How is an independent contractor different than an employee in Workers' Comp Cases?
If you are injured on the job, it is important to know the relationship you have to your work environment. In many cases, you are simply the employee of an employer – you work for a business. Sometimes, people are hired as independent contractors, which is a separate legal status. When this happens, the workers' compensation process can become more complicated.
Why do these complexities arise? One of the most common reasons for this is the legal ambiguity of the term 'employee.' The terms employer and employee are often defined circularly - meaning that an Employer is defined as one who has an employee, and an Employee is one who works for an employer. Regarding the law, these definitions can shift according to the kind of case the law is being applied to, so it is difficult to come to an understanding of what an Employee may be.

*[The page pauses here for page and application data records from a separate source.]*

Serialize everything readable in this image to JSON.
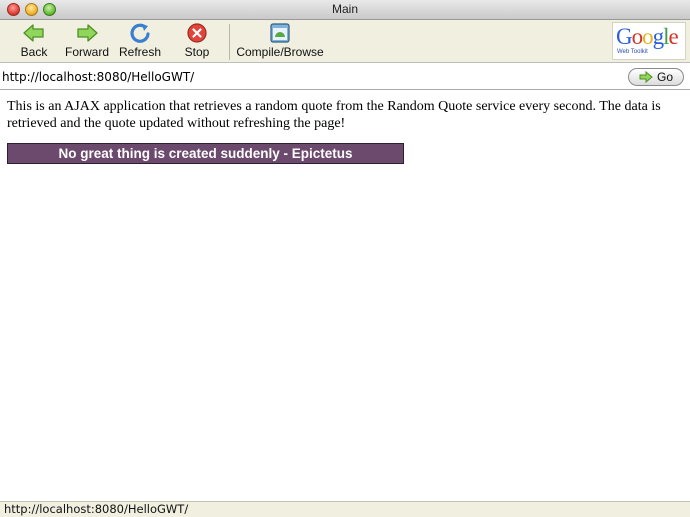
{
  "window": {
    "title": "Main"
  },
  "toolbar": {
    "back_label": "Back",
    "forward_label": "Forward",
    "refresh_label": "Refresh",
    "stop_label": "Stop",
    "compile_label": "Compile/Browse"
  },
  "logo": {
    "word": "Google",
    "sub": "Web Toolkit"
  },
  "address": {
    "url": "http://localhost:8080/HelloGWT/",
    "go_label": "Go"
  },
  "page": {
    "intro": "This is an AJAX application that retrieves a random quote from the Random Quote service every second. The data is retrieved and the quote updated without refreshing the page!",
    "quote": "No great thing is created suddenly - Epictetus"
  },
  "status": {
    "text": "http://localhost:8080/HelloGWT/"
  },
  "colors": {
    "quote_bg": "#6b4a6d",
    "toolbar_bg": "#f1efe0",
    "arrow_green": "#7ac943",
    "stop_red": "#e0443a"
  },
  "icons": [
    "back-arrow-icon",
    "forward-arrow-icon",
    "refresh-icon",
    "stop-icon",
    "compile-browse-icon",
    "go-arrow-icon"
  ]
}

Another aspect of ambiguity comes from employers and businesses hiring independent contractors, but end up treating them like employees. There are various examinations and tests that can be employed to test these limits, but they all basically investigate how integrated the worker is to the business. If the worker reports only to that business, is trained in that business's style and approach, and is controlled by the business owner, the worker might be considered an employee rather than an independent contractor – which has significant legal and tax ramifications.

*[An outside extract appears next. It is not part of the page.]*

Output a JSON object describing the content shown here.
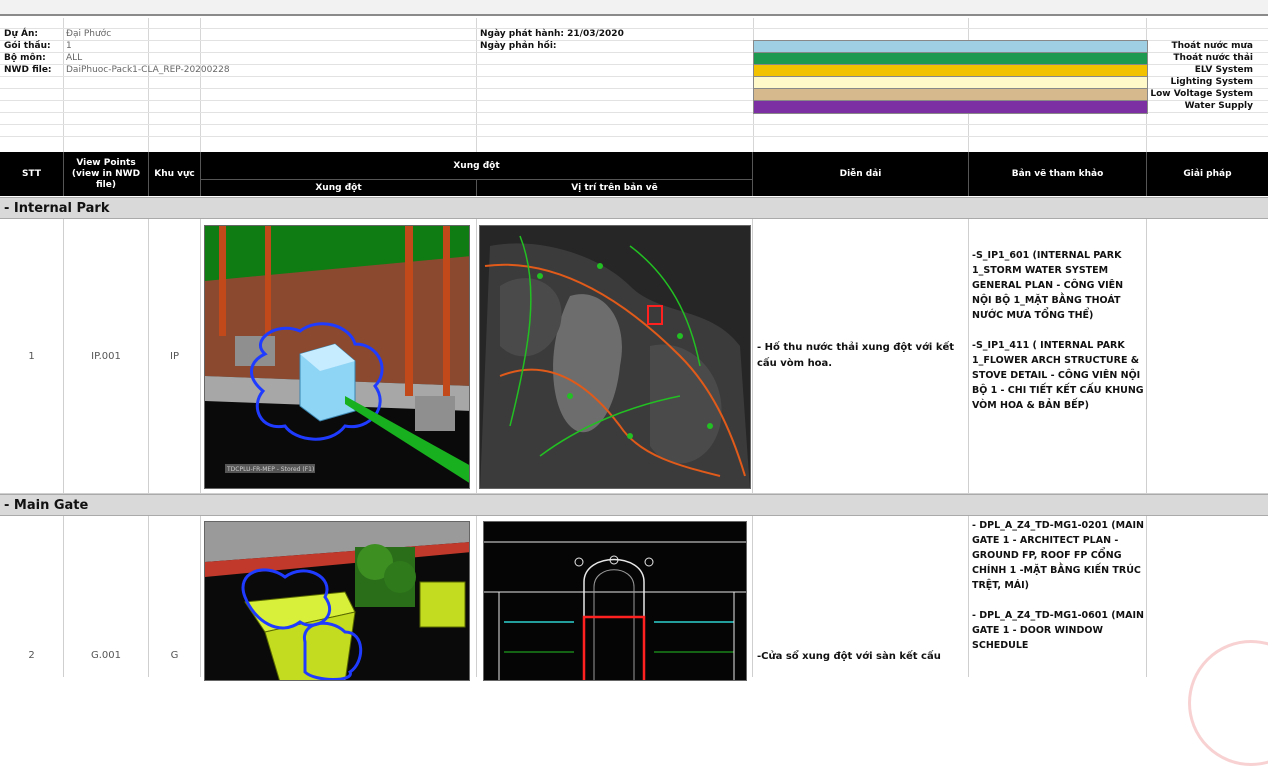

The differences between the two are murky at best, however, so it is important to contact an attorney if you have questions about your employment status or a workers' compensation case. George Sink, P.A. Injury Lawyers offers free phone consultations all day, everyday. We are available throughout the entire state of South Carolina area with staffed offices in Greenville, Charleston, Columbia, Orangeburg, Moncks Corner, and Walterboro.